Thursday, March 4, 2010
THE VIRGIN QUEEN
THE VIRGIN QUEEN (1955). Director: Henry Koster.
Ambitious Walter Raleigh (Richard Todd) makes his clever way to the court of Queen Elizabeth (Bette Davis) and becomes one of her favorites, all the while hoping she'll give him some ships to sail seeking treasure from the New World, and dallying with a pretty lady-in-waiting and ward of the queen, Beth Throgmorton (Joan Collins). Although he is not billed above the title with the others, Herbert Marshall, who co-starred with Davis in The Letter, plays Lord Leicester. This is an interesting and entertaining movie, but the central performance is a bit problematic. Davis has her moments, certainly, but sometimes you get the impression that the queen is not being played by Bette Davis, but by Baby Jane Hudson! A definite problem is that Davis, despite the quasi-British accent she always affected, is not English, and she seems to be giving an impression of a queen rather than simply becoming the part. In a word, she's almost awful at times, but not enough to sink the picture. Todd, Marshall, Collins [who actually out-acts Davis] and the other cast members are all terrific.
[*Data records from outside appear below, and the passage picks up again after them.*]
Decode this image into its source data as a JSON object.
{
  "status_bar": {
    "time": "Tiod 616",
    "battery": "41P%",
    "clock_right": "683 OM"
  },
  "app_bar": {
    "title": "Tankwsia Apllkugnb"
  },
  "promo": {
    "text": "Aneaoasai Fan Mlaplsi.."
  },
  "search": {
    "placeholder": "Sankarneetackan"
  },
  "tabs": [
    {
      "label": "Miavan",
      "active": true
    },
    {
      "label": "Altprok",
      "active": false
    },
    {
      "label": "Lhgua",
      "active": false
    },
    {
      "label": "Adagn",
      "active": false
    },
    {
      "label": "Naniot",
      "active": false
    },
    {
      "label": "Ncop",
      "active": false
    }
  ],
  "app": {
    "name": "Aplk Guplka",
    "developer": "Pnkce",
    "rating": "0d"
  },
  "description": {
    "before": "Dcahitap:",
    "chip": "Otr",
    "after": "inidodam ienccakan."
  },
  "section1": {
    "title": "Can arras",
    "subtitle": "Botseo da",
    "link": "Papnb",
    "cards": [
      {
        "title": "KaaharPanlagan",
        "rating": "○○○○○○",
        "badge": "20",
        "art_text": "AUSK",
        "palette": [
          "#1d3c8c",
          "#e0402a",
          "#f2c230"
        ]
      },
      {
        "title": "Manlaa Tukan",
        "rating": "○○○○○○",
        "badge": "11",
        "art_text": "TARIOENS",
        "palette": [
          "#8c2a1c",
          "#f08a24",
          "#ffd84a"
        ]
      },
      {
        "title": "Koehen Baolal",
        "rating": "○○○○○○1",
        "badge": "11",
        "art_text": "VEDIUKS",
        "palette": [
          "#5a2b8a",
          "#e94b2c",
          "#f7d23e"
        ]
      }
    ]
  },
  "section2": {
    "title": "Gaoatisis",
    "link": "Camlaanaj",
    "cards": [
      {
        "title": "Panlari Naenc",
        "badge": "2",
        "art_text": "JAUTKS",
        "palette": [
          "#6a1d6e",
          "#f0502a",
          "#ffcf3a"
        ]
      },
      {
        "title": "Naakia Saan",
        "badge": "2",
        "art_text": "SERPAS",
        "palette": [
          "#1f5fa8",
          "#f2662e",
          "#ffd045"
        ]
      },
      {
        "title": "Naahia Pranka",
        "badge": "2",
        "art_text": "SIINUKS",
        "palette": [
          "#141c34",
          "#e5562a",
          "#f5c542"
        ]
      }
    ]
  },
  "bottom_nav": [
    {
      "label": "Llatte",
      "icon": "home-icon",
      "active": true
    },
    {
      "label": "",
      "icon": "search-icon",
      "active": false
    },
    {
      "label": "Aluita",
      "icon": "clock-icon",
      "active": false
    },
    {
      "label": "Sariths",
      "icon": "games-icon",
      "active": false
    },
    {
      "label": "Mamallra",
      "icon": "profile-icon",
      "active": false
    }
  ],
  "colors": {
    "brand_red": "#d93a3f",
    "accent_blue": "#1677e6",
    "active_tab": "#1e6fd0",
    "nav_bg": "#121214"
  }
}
Verdict: Hardly Bette's finest hour, but not without interest. ***.